GOAL OF THE EXERCISE:
In the records below, find each line holding the word "Management" and copy it.
▬▬▬
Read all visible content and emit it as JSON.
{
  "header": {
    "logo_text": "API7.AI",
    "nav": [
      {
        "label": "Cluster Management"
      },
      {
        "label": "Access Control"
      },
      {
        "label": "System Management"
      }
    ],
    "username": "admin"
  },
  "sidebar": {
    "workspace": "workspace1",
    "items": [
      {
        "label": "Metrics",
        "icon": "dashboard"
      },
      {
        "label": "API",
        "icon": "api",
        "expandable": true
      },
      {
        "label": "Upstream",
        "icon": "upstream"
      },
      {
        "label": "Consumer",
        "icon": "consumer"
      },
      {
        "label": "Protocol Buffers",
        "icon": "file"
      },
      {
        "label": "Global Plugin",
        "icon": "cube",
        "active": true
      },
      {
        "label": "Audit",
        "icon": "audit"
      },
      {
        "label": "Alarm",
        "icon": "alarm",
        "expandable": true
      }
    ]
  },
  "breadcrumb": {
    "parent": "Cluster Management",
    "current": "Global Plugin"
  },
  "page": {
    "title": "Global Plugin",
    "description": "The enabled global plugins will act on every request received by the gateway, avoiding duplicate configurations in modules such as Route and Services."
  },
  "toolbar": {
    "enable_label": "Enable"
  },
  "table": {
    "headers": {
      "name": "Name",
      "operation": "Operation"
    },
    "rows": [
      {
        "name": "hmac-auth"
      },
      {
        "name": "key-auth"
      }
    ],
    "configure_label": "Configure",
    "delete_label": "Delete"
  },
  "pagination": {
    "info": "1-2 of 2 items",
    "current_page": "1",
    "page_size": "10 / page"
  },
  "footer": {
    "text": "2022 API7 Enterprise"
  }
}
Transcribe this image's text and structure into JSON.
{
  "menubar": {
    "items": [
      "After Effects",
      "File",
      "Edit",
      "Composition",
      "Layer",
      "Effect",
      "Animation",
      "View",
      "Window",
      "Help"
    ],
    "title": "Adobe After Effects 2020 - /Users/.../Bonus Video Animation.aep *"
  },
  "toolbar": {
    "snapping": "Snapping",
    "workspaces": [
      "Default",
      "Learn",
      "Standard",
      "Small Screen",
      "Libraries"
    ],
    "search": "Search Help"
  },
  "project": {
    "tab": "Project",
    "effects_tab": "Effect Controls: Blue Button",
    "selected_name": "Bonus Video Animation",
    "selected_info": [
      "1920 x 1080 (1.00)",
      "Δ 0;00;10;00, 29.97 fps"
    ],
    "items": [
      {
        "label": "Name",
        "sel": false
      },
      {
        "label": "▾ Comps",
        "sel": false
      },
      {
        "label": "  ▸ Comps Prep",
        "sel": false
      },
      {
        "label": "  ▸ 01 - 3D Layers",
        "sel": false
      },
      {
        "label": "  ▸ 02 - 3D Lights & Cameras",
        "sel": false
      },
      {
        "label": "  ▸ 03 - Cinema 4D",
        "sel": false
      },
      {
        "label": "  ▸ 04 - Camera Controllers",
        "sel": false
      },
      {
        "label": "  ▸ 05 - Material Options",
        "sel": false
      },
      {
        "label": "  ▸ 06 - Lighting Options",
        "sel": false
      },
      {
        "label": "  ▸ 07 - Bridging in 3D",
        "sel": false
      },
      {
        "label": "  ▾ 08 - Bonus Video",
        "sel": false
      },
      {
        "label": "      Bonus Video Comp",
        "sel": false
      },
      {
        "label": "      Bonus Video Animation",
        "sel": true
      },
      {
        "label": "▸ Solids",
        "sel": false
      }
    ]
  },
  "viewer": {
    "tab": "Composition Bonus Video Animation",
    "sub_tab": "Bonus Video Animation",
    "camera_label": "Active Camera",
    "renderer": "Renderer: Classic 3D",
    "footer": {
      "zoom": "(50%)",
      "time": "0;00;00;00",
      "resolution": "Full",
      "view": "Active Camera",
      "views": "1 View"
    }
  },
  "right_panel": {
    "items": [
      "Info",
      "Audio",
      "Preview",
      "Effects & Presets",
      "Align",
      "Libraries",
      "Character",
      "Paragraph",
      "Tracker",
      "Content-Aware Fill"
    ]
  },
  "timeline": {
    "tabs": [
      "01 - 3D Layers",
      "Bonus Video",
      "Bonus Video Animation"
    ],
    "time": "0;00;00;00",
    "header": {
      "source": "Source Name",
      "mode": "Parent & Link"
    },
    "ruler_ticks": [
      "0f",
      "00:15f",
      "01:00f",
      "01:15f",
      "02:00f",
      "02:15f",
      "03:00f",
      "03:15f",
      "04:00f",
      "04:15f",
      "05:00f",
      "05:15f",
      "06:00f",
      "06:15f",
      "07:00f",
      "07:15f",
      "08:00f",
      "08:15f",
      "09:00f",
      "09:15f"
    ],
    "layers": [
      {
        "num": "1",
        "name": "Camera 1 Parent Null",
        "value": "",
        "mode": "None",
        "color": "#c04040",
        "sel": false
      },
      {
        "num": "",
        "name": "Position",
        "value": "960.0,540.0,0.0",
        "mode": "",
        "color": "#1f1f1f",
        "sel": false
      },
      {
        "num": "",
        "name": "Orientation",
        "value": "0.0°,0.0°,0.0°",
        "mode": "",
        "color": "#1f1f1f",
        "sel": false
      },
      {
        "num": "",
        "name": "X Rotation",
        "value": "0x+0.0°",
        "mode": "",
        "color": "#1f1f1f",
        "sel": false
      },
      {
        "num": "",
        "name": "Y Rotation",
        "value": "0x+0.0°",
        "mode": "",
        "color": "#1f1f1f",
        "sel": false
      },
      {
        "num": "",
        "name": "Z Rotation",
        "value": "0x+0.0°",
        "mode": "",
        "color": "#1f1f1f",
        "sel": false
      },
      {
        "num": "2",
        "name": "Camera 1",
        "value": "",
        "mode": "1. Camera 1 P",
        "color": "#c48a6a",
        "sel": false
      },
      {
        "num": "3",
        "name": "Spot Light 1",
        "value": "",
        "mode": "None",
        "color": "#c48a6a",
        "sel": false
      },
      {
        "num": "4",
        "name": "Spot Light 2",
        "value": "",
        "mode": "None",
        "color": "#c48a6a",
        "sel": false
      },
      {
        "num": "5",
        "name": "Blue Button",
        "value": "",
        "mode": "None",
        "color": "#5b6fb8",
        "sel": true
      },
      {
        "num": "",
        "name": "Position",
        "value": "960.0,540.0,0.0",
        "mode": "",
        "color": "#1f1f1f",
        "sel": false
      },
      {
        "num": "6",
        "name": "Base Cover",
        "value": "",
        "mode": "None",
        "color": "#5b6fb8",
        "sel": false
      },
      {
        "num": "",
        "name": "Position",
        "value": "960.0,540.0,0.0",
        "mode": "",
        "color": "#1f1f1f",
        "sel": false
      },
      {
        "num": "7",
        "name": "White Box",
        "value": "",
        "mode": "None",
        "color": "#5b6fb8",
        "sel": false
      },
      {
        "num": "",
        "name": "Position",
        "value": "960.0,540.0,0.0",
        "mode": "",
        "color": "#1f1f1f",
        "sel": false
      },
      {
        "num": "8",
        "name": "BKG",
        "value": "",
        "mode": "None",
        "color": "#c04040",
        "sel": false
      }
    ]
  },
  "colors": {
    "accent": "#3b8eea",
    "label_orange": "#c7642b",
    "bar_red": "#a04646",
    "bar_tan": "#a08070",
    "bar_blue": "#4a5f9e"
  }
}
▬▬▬
ANSWER BELOW:
        "label": "Cluster Management"
        "label": "System Management"
    "parent": "Cluster Management",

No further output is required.